## Input material
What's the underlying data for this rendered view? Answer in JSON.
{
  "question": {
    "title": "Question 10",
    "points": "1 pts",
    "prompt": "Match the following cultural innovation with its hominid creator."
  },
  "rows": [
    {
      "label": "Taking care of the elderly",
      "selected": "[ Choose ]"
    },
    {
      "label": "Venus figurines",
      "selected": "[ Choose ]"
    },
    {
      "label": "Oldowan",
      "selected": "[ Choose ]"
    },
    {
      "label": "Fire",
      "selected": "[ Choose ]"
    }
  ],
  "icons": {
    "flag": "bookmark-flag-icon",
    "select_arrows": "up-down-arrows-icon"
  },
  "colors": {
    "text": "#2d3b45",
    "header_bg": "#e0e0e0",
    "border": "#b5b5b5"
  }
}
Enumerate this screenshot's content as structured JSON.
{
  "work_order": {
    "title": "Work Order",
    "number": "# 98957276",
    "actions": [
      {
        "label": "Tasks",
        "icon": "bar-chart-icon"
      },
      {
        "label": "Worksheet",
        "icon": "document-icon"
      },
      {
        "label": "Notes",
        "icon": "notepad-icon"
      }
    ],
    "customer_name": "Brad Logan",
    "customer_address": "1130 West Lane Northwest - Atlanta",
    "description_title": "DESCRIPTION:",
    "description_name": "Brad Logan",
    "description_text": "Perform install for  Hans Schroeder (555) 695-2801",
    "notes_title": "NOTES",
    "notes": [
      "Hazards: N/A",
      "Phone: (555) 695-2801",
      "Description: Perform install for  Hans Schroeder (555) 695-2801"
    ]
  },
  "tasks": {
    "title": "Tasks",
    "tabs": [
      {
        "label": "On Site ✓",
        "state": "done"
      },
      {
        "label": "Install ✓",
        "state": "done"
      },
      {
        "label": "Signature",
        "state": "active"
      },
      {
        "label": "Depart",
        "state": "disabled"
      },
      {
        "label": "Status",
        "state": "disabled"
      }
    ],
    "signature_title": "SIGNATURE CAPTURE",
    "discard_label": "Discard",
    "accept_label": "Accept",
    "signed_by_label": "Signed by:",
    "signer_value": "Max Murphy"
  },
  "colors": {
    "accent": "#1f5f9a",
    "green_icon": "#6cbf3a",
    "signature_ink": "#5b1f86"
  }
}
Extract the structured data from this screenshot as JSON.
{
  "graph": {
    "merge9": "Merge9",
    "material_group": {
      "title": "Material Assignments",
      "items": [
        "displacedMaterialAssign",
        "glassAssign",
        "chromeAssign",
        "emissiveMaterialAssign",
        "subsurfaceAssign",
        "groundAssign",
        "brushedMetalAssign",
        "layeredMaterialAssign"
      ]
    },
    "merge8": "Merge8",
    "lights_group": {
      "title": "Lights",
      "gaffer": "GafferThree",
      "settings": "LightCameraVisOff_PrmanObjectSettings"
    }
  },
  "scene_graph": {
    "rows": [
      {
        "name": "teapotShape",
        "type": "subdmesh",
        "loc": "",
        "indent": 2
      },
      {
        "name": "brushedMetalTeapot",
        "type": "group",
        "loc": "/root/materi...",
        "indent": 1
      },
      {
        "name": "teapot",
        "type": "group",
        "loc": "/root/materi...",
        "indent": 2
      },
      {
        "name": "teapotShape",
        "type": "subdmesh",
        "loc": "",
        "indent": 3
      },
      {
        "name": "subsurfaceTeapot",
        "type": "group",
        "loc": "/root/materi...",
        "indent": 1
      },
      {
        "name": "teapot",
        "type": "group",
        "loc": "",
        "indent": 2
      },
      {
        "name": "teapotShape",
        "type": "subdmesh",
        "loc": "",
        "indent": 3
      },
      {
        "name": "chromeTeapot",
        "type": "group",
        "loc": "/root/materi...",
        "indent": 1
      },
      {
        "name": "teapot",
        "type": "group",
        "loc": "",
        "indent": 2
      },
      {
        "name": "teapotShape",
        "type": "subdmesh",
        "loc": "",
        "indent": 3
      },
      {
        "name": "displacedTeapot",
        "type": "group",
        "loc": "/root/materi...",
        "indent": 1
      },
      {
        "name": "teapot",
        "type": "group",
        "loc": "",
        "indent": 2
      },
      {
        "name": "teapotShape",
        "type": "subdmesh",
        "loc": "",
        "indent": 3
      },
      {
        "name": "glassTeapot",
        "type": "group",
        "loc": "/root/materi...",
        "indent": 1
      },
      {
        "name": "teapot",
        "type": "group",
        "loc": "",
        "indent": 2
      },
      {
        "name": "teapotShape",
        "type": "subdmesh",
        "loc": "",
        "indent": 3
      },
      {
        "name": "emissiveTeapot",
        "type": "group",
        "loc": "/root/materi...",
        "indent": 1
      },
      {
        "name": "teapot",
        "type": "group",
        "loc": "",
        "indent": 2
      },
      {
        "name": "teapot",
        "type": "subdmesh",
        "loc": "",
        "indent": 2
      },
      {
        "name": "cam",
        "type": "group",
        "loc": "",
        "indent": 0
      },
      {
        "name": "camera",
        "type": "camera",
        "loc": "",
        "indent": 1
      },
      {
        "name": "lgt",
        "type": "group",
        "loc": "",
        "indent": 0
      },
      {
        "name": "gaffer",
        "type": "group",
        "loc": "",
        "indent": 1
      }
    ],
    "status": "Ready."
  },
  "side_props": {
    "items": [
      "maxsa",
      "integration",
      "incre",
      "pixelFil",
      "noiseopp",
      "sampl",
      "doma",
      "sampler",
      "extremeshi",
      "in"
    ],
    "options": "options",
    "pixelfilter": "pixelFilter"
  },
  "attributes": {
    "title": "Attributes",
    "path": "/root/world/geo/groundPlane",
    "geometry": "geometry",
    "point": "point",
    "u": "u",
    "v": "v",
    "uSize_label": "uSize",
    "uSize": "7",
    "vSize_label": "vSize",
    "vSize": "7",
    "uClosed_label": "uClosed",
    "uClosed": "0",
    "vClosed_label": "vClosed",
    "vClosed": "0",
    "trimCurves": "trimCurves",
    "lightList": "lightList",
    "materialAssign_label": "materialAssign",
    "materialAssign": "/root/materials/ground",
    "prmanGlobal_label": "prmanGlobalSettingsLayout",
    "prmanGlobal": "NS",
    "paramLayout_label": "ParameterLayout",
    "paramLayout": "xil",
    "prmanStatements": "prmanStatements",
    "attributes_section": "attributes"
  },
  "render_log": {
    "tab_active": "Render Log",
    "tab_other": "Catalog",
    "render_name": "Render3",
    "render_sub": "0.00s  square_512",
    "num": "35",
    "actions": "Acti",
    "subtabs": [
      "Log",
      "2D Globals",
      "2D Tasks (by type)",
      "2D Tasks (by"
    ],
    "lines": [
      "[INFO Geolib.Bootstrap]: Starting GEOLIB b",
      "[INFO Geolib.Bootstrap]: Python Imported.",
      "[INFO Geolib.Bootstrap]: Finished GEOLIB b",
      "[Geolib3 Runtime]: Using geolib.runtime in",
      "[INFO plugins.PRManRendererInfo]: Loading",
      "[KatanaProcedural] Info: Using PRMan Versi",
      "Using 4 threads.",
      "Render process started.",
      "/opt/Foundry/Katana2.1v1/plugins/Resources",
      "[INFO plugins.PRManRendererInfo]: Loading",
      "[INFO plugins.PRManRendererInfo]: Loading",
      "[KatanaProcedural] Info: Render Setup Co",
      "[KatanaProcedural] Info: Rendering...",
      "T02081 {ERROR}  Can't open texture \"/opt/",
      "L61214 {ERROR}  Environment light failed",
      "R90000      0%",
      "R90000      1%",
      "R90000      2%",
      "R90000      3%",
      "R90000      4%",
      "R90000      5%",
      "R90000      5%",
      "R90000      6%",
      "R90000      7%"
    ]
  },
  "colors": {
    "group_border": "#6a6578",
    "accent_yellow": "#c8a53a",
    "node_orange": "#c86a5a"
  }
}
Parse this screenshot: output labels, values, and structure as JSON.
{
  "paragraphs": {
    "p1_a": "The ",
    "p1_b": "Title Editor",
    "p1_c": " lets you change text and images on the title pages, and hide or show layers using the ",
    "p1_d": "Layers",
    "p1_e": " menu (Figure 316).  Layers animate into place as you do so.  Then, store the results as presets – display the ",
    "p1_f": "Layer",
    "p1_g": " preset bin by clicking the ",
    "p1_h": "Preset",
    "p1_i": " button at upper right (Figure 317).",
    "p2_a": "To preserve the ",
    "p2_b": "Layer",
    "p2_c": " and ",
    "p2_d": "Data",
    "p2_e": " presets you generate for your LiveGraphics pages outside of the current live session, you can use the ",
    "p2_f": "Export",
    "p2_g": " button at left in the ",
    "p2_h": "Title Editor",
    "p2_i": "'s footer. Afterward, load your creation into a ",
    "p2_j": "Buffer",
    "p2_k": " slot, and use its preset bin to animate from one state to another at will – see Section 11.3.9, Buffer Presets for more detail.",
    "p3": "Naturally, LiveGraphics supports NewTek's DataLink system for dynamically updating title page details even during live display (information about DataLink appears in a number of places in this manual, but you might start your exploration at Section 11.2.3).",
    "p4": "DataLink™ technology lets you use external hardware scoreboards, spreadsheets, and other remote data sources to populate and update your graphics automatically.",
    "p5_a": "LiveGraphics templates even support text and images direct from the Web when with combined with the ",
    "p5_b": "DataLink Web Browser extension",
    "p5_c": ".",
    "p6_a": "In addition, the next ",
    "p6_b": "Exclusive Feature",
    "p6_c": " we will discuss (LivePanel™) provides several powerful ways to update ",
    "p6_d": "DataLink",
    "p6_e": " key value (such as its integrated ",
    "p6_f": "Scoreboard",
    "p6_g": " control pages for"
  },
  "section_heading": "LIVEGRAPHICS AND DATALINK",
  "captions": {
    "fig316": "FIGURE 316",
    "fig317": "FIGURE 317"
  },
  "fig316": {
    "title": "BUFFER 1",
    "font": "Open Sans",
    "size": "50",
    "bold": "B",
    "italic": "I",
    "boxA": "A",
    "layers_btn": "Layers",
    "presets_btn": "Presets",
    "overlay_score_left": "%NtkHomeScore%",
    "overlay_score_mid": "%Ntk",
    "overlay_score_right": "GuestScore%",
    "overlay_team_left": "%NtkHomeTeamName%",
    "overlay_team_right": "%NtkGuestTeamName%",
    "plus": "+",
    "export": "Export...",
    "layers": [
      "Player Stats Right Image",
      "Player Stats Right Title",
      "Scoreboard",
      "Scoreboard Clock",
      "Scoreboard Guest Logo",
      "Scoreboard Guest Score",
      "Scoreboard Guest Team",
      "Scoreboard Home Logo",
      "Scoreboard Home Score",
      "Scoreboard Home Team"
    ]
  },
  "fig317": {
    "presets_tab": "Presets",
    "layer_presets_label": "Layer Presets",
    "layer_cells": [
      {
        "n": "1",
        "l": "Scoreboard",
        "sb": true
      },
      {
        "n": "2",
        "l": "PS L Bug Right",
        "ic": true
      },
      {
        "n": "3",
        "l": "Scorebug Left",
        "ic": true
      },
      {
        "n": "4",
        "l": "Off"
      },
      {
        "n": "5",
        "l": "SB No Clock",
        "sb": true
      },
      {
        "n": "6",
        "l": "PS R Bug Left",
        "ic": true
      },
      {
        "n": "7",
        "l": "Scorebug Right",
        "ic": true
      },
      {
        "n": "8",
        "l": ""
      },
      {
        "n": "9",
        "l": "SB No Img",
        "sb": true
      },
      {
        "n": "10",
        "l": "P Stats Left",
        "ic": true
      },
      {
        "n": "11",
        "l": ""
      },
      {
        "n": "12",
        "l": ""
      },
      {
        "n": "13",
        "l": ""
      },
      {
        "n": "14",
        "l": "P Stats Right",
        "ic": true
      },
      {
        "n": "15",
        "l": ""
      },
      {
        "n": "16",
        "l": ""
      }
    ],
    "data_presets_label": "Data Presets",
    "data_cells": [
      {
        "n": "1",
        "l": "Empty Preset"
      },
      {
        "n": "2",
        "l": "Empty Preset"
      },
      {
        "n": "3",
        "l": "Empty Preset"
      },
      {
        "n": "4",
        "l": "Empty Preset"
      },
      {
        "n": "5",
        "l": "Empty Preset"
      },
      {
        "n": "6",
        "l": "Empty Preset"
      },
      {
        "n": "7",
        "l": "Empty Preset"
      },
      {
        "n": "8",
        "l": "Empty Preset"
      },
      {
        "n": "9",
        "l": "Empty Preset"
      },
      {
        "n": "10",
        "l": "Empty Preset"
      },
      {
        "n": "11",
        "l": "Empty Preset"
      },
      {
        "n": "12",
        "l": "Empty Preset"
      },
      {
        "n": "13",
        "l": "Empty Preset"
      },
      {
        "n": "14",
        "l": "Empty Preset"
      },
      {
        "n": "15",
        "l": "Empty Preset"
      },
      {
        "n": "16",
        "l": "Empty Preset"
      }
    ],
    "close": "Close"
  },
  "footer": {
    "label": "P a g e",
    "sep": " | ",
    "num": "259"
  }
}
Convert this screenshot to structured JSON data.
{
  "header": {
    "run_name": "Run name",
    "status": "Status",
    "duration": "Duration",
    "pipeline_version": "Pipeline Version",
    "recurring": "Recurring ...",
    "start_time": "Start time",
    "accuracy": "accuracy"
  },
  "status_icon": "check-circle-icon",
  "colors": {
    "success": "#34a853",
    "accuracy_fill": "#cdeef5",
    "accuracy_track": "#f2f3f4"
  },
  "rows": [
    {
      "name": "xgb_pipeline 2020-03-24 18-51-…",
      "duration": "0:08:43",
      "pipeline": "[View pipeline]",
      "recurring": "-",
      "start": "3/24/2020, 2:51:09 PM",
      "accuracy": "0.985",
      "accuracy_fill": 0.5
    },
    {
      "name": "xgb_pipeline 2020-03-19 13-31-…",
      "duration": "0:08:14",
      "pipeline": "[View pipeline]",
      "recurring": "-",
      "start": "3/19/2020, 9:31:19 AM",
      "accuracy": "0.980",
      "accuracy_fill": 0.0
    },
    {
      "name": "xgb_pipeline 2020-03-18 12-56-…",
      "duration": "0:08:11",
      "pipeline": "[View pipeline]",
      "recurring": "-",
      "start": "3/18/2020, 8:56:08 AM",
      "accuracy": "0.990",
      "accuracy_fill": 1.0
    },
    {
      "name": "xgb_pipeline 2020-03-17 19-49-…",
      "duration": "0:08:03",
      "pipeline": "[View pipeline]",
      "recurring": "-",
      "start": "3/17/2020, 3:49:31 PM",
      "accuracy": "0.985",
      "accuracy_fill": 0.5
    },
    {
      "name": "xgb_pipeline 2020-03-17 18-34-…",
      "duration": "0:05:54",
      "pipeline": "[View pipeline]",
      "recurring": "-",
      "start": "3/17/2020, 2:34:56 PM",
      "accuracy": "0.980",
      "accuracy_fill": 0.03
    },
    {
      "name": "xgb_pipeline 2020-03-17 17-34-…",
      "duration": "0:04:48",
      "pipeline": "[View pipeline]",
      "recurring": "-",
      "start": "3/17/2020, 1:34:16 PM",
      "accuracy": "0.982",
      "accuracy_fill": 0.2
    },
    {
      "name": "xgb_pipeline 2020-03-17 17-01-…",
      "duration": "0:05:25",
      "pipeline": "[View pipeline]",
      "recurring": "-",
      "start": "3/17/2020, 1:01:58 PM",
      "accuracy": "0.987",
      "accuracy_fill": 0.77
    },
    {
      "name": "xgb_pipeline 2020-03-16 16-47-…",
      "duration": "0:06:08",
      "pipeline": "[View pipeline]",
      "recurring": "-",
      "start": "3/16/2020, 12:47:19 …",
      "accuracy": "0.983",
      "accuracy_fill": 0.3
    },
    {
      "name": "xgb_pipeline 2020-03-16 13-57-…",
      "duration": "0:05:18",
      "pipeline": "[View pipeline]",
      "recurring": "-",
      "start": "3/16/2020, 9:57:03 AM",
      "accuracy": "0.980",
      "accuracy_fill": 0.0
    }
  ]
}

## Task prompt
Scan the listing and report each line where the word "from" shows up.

## Result
Extract the structured data from this screenshot as JSON.
    "p2_k": " slot, and use its preset bin to animate from one state to another at will – see Section 11.3.9, Buffer Presets for more detail.",
    "p5_a": "LiveGraphics templates even support text and images direct from the Web when with combined with the ",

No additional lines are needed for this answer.